Studies of vitamins are also tricky to do. Maybe people who eat foods rich in a certain vitamin (say, carrots) are healthier than those who don't, but that's not a guarantee that the vitamin A in the carrots is the reason why. Maybe it was something else in the carrots, or the way the vitamin interacted with other nutrients — or it might just be that people who eat their veggies are healthier in the first place and the vitamin had nothing to do with it.
It turns out that many vitamins that look like they will improve our health often turn out not to have that effect, as Liz Szabo reported for Kaiser Health News.
In 2013, a group of doctors wrote an appeal titled, "Enough Is Enough: Stop Wasting Money on Vitamin and Mineral Supplements." A 2012 review concluded "[For] the majority of the population, there is no overall benefit from taking [vitamin and mineral] supplements. Indeed, some studies have shown increased risk of cancers in relation to using certain vitamins."
This week's study found that taking several popular vitamins didn't make people any less likely to get heart disease or to die early. One vitamin, folic acid, might help some people avoid heart disease, but others (antioxidants and niacin) seem to increase the risk.
Bottom line: "Conclusive evidence for the benefit of any supplement across all dietary backgrounds (including deficiency and sufficiency) was not demonstrated; therefore, any benefits seen must be balanced against possible risks."
In other words, you should take vitamins if you need them for a reason, but it isn't necessary for most of us to pop some pills "just in case."
But everybody's taking them!
They sure are! And with my search history, about all I see when I scroll down Facebook and Instagram are ads for fashion vitamins (that's what I'll call 'em). These companies and hundreds more, craft their pitches to imply that of course vitamins are necessary.
And if you have any health problem whatsoever — you're tired, let's say — your friends may suggest you take a certain vitamin or supplement. Babe Magazine sums up the appeal: "Here at Babe, we're constantly talking about how to make ourselves better. You know, without doing any work at all." Popping a vitamin is easy and it makes you feel like you're doing something important for your health.
What if I really do need vitamins?
OK, you might. Some of us do. But you won't know that just from feeling some vague, could-be-anything symptoms like tiredness. And if you have any health issues that make you feel like you must do something right away, it's probably worth checking with an actual medical professional to see why you're having those symptoms.
Maybe vitamins will help, but maybe you've got something else going on.
According to Defence Health, here are the most common vitamin and mineral deficiencies in Australia:
- Vitamin D
If you think you have an issue, consider talking to your doctor or a registered dietitian.
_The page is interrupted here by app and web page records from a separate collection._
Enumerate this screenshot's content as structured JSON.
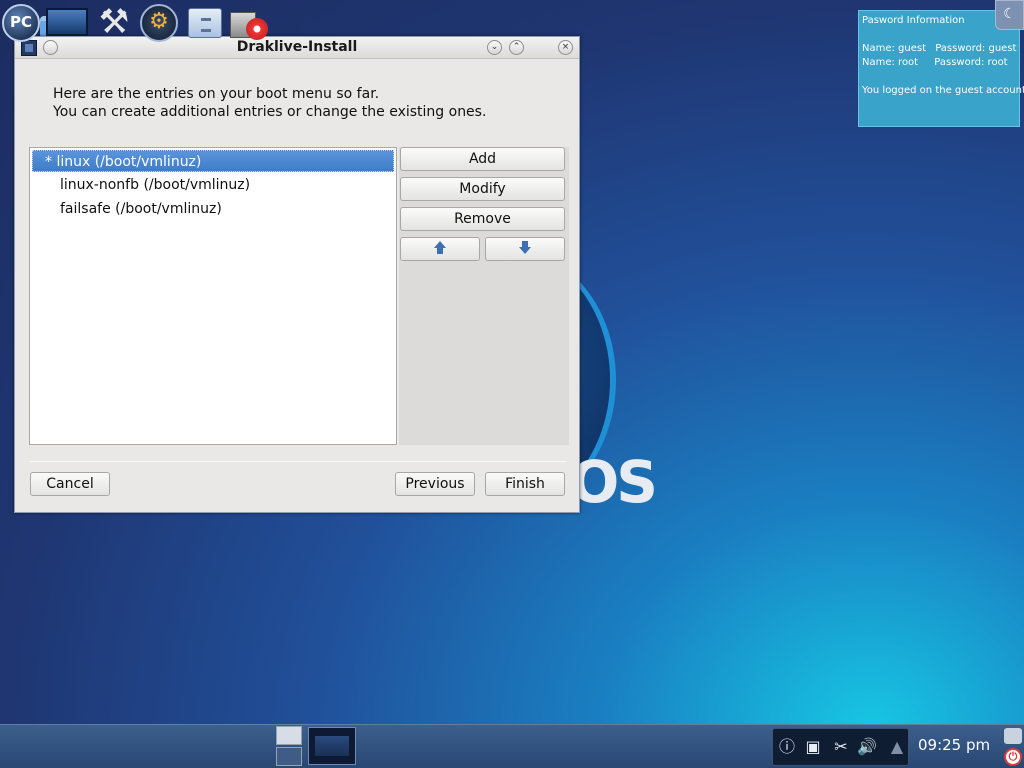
{
  "dialog": {
    "title": "Draklive-Install",
    "intro_line1": "Here are the entries on your boot menu so far.",
    "intro_line2": "You can create additional entries or change the existing ones.",
    "entries": [
      {
        "label": "*  linux (/boot/vmlinuz)",
        "selected": true
      },
      {
        "label": "linux-nonfb (/boot/vmlinuz)",
        "selected": false
      },
      {
        "label": "failsafe (/boot/vmlinuz)",
        "selected": false
      }
    ],
    "buttons": {
      "add": "Add",
      "modify": "Modify",
      "remove": "Remove",
      "cancel": "Cancel",
      "previous": "Previous",
      "finish": "Finish"
    }
  },
  "password_panel": {
    "title": "Pasword Information",
    "guest_name": "Name: guest",
    "guest_password": "Password: guest",
    "root_name": "Name: root",
    "root_password": "Password: root",
    "logged_message": "You logged on the guest account"
  },
  "desktop": {
    "logo_text": "OS"
  },
  "taskbar": {
    "menu_label": "PC",
    "clock": "09:25 pm",
    "tray_icons": [
      "info-icon",
      "network-icon",
      "clipboard-icon",
      "volume-icon",
      "updates-icon"
    ]
  },
  "colors": {
    "selection": "#3f7cc8",
    "password_panel_bg": "#3aa3c9",
    "taskbar_bg": "#2a4773"
  }
}
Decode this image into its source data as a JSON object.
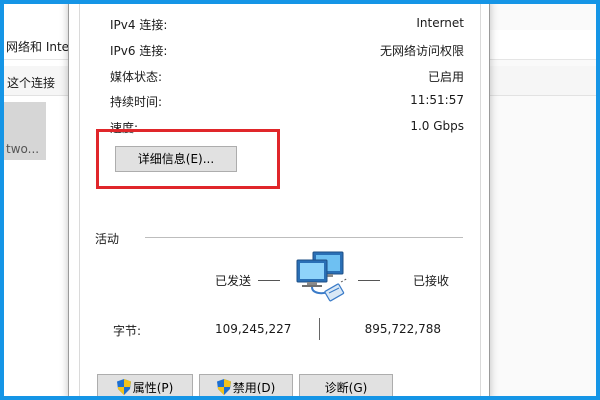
{
  "background_window": {
    "row1_text": "网络和 Inte",
    "row2_text": "这个连接",
    "tile_text": "two..."
  },
  "dialog": {
    "info_rows": [
      {
        "label": "IPv4 连接:",
        "value": "Internet"
      },
      {
        "label": "IPv6 连接:",
        "value": "无网络访问权限"
      },
      {
        "label": "媒体状态:",
        "value": "已启用"
      },
      {
        "label": "持续时间:",
        "value": "11:51:57"
      },
      {
        "label": "速度:",
        "value": "1.0 Gbps"
      }
    ],
    "details_button": "详细信息(E)...",
    "activity": {
      "title": "活动",
      "sent_label": "已发送",
      "received_label": "已接收",
      "bytes_label": "字节:",
      "bytes_sent": "109,245,227",
      "bytes_received": "895,722,788"
    },
    "buttons": {
      "properties": "属性(P)",
      "disable": "禁用(D)",
      "diagnose": "诊断(G)"
    }
  },
  "colors": {
    "frame": "#1595e6",
    "highlight": "#e0262a",
    "button_face": "#e1e1e1"
  },
  "icons": {
    "network": "network-computers-icon",
    "shield": "uac-shield-icon"
  }
}
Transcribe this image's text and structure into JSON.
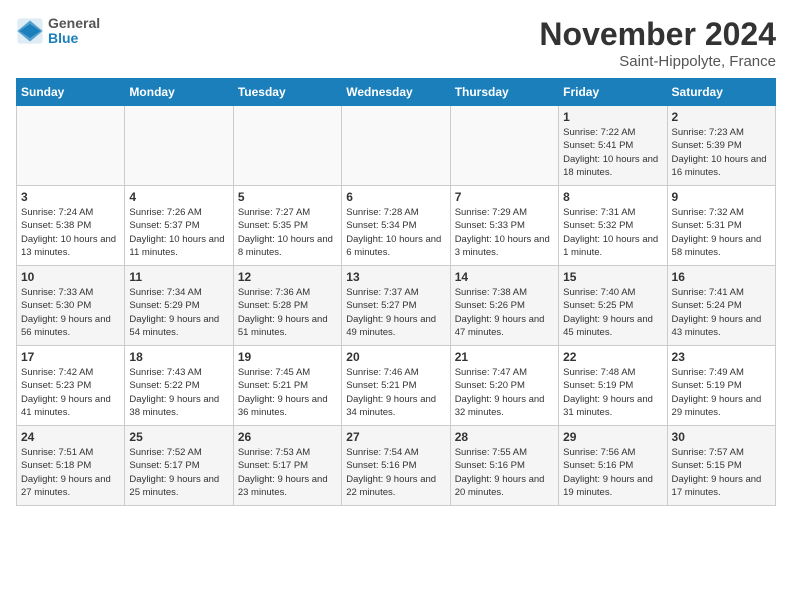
{
  "header": {
    "logo_line1": "General",
    "logo_line2": "Blue",
    "month_title": "November 2024",
    "location": "Saint-Hippolyte, France"
  },
  "days_of_week": [
    "Sunday",
    "Monday",
    "Tuesday",
    "Wednesday",
    "Thursday",
    "Friday",
    "Saturday"
  ],
  "weeks": [
    [
      {
        "day": "",
        "text": ""
      },
      {
        "day": "",
        "text": ""
      },
      {
        "day": "",
        "text": ""
      },
      {
        "day": "",
        "text": ""
      },
      {
        "day": "",
        "text": ""
      },
      {
        "day": "1",
        "text": "Sunrise: 7:22 AM\nSunset: 5:41 PM\nDaylight: 10 hours and 18 minutes."
      },
      {
        "day": "2",
        "text": "Sunrise: 7:23 AM\nSunset: 5:39 PM\nDaylight: 10 hours and 16 minutes."
      }
    ],
    [
      {
        "day": "3",
        "text": "Sunrise: 7:24 AM\nSunset: 5:38 PM\nDaylight: 10 hours and 13 minutes."
      },
      {
        "day": "4",
        "text": "Sunrise: 7:26 AM\nSunset: 5:37 PM\nDaylight: 10 hours and 11 minutes."
      },
      {
        "day": "5",
        "text": "Sunrise: 7:27 AM\nSunset: 5:35 PM\nDaylight: 10 hours and 8 minutes."
      },
      {
        "day": "6",
        "text": "Sunrise: 7:28 AM\nSunset: 5:34 PM\nDaylight: 10 hours and 6 minutes."
      },
      {
        "day": "7",
        "text": "Sunrise: 7:29 AM\nSunset: 5:33 PM\nDaylight: 10 hours and 3 minutes."
      },
      {
        "day": "8",
        "text": "Sunrise: 7:31 AM\nSunset: 5:32 PM\nDaylight: 10 hours and 1 minute."
      },
      {
        "day": "9",
        "text": "Sunrise: 7:32 AM\nSunset: 5:31 PM\nDaylight: 9 hours and 58 minutes."
      }
    ],
    [
      {
        "day": "10",
        "text": "Sunrise: 7:33 AM\nSunset: 5:30 PM\nDaylight: 9 hours and 56 minutes."
      },
      {
        "day": "11",
        "text": "Sunrise: 7:34 AM\nSunset: 5:29 PM\nDaylight: 9 hours and 54 minutes."
      },
      {
        "day": "12",
        "text": "Sunrise: 7:36 AM\nSunset: 5:28 PM\nDaylight: 9 hours and 51 minutes."
      },
      {
        "day": "13",
        "text": "Sunrise: 7:37 AM\nSunset: 5:27 PM\nDaylight: 9 hours and 49 minutes."
      },
      {
        "day": "14",
        "text": "Sunrise: 7:38 AM\nSunset: 5:26 PM\nDaylight: 9 hours and 47 minutes."
      },
      {
        "day": "15",
        "text": "Sunrise: 7:40 AM\nSunset: 5:25 PM\nDaylight: 9 hours and 45 minutes."
      },
      {
        "day": "16",
        "text": "Sunrise: 7:41 AM\nSunset: 5:24 PM\nDaylight: 9 hours and 43 minutes."
      }
    ],
    [
      {
        "day": "17",
        "text": "Sunrise: 7:42 AM\nSunset: 5:23 PM\nDaylight: 9 hours and 41 minutes."
      },
      {
        "day": "18",
        "text": "Sunrise: 7:43 AM\nSunset: 5:22 PM\nDaylight: 9 hours and 38 minutes."
      },
      {
        "day": "19",
        "text": "Sunrise: 7:45 AM\nSunset: 5:21 PM\nDaylight: 9 hours and 36 minutes."
      },
      {
        "day": "20",
        "text": "Sunrise: 7:46 AM\nSunset: 5:21 PM\nDaylight: 9 hours and 34 minutes."
      },
      {
        "day": "21",
        "text": "Sunrise: 7:47 AM\nSunset: 5:20 PM\nDaylight: 9 hours and 32 minutes."
      },
      {
        "day": "22",
        "text": "Sunrise: 7:48 AM\nSunset: 5:19 PM\nDaylight: 9 hours and 31 minutes."
      },
      {
        "day": "23",
        "text": "Sunrise: 7:49 AM\nSunset: 5:19 PM\nDaylight: 9 hours and 29 minutes."
      }
    ],
    [
      {
        "day": "24",
        "text": "Sunrise: 7:51 AM\nSunset: 5:18 PM\nDaylight: 9 hours and 27 minutes."
      },
      {
        "day": "25",
        "text": "Sunrise: 7:52 AM\nSunset: 5:17 PM\nDaylight: 9 hours and 25 minutes."
      },
      {
        "day": "26",
        "text": "Sunrise: 7:53 AM\nSunset: 5:17 PM\nDaylight: 9 hours and 23 minutes."
      },
      {
        "day": "27",
        "text": "Sunrise: 7:54 AM\nSunset: 5:16 PM\nDaylight: 9 hours and 22 minutes."
      },
      {
        "day": "28",
        "text": "Sunrise: 7:55 AM\nSunset: 5:16 PM\nDaylight: 9 hours and 20 minutes."
      },
      {
        "day": "29",
        "text": "Sunrise: 7:56 AM\nSunset: 5:16 PM\nDaylight: 9 hours and 19 minutes."
      },
      {
        "day": "30",
        "text": "Sunrise: 7:57 AM\nSunset: 5:15 PM\nDaylight: 9 hours and 17 minutes."
      }
    ]
  ]
}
The answer may or may not be pills, though — remember, vitamins come in food, too and there are plenty of reasons to eat a healthy diet.